In true film noir style, the episode begins by showing us how it ends: with Agent Sousa getting shot and dying.
As we learn throughout the episode, his death is a catalyst for S.H.I.E.L.D. It inspires agents and helps make the organization the force that it becomes – Mack compared it to how Coulson’s death inspired the Avengers to come together. In other words, his death is a “fixed point in time,” to use a Doctor Who term.
This gives the team another dilemma: do they keep history as it is and let a good man die, thus ensuring S.H.I.E.L.D. and countless agents get the inspiration from his life that they need, or do they save his life? It’s a different decision than whether or not to kill Freddie Malick; as Mack says, “It’s easier to let a bad man live than to let a good man die.”
Though the resolution works quite well given what we’ve seen of how time travel works in this show. We’ll circle back to that at the end.
3. Poor Enoch
The S.H.I.E.L.D. team has a powerful ace in the hole – someone who not only knows their enemies well, but is just as fast, strong, and smart as them. Infinitely patient. Unaffected by the passage of time. And utterly overlooked.

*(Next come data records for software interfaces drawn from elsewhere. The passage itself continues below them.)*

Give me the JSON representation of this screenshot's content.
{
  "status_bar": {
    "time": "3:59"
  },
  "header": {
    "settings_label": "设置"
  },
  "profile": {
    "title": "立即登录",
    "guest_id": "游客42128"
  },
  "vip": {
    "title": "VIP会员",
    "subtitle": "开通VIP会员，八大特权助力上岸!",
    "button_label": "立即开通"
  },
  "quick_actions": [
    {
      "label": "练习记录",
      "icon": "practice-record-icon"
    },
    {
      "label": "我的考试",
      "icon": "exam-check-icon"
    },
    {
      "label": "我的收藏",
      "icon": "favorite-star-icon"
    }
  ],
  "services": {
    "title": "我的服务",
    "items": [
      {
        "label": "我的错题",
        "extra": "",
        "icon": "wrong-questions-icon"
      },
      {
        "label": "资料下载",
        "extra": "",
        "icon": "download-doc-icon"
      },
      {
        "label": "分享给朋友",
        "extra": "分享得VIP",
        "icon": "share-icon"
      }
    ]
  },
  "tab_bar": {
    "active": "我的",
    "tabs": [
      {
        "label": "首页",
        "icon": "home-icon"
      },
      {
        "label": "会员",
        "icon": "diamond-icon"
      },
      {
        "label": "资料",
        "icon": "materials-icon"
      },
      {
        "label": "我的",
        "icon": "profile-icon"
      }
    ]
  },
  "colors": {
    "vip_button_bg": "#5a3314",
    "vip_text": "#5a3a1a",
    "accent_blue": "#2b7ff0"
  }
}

Yes, I’m feeling sorry for Enoch at this point in time. He’s spent the last 24 years working at a bartender, from Koenig’s speakeasy to the Crazy Canoe. That makes him an easy point of contact as the team moves through time, so what do they do?
They call him to basically act as an operator between their calls and the zephyr. Every time he asks if it’s time to rejoin the team, then has to get back to listening to a drunkard rant about his life. By the time Deke calls, Enoch is ready to just skip right to the phone line, although at least Deke actually sounds happy to hear from him.
Given the choice of language (and wonderful delivery) at the end, it’s clear this is starting to weigh on Enoch too.
Then it’s time for the team to return to the future. Do they go and pick Enoch up before heading out? Nope, they assume that he’ll be fine, since he’s a Chronicom. Those ungrateful jerks.
4. We Meet Again
When we last saw Freddie Malick, he got in a car and drove off to become a founding member of Hydra. Now we see him again, with a fuller beard and a lot more blood on his hands.
Yes, Malick is the one pulling the strings behind Sousa’s assassination. But in doing so, he crosses paths with Deke again.
This was a very well-done scene. There was a lot of tension as Malick realized who Deke is, then had to decide if he was going to shoot or not. Deke’s act of mercy in 1931 gets repaid in 1955, as Malick lets him go.Continued below
But is this the last we’ve seen of Wilfred Malick? Most assuredly not, as the end of the episode shows a Chronicom getting in touch with him. It seems there’s still a chance for history to change, and more from Freddie to come.
5. To Change or Not to Change?
So we return to the big dilemma of this episode: do they save Sousa, and how?
We see him get shot at the beginning of the episode. Coulson’s narration says that some things can’t change. So it seems like he’s dead, right?
Then we get the reveal: it’s Coulson who got shot in the back and was lying in the pool. Being a LMD, he was able to survive and play dead while they had the real Sousa knocked out and brought to the safety of the zephyr.
So as far as the world knows, Agent Sousa is still dead. He was shot in the back delivering a MacGuffin before he could ferret out the Hydra agents within S.H.I.E.L.D. and is remembered as a hero.
In reality, he’s still alive and well… he just can’t be a part of history again. It looks like he may be joining the team now, whether he wants to or not. So now we have Sousa, a man out of the past, and Deke, who came from a future that will now never happen. This should make for good character dynamics.
The way they saved Sousa’s life without changing history is clever. It worked very well given the way time travel has been shown to work in this show. But will that keep up?
We’ve already seen how much Daisy wants to change history for the better. Yo-Yo expressed doubts about keeping history the same as well. Now, Deke is showing the same sentiments after his re-meeting with Malick.
Will the team continue to protect the timeline? Will they switch to more actively impacting the timeline? Or will the team be split between those that want to preserve the timeline or save it? We’ll find out soon enough.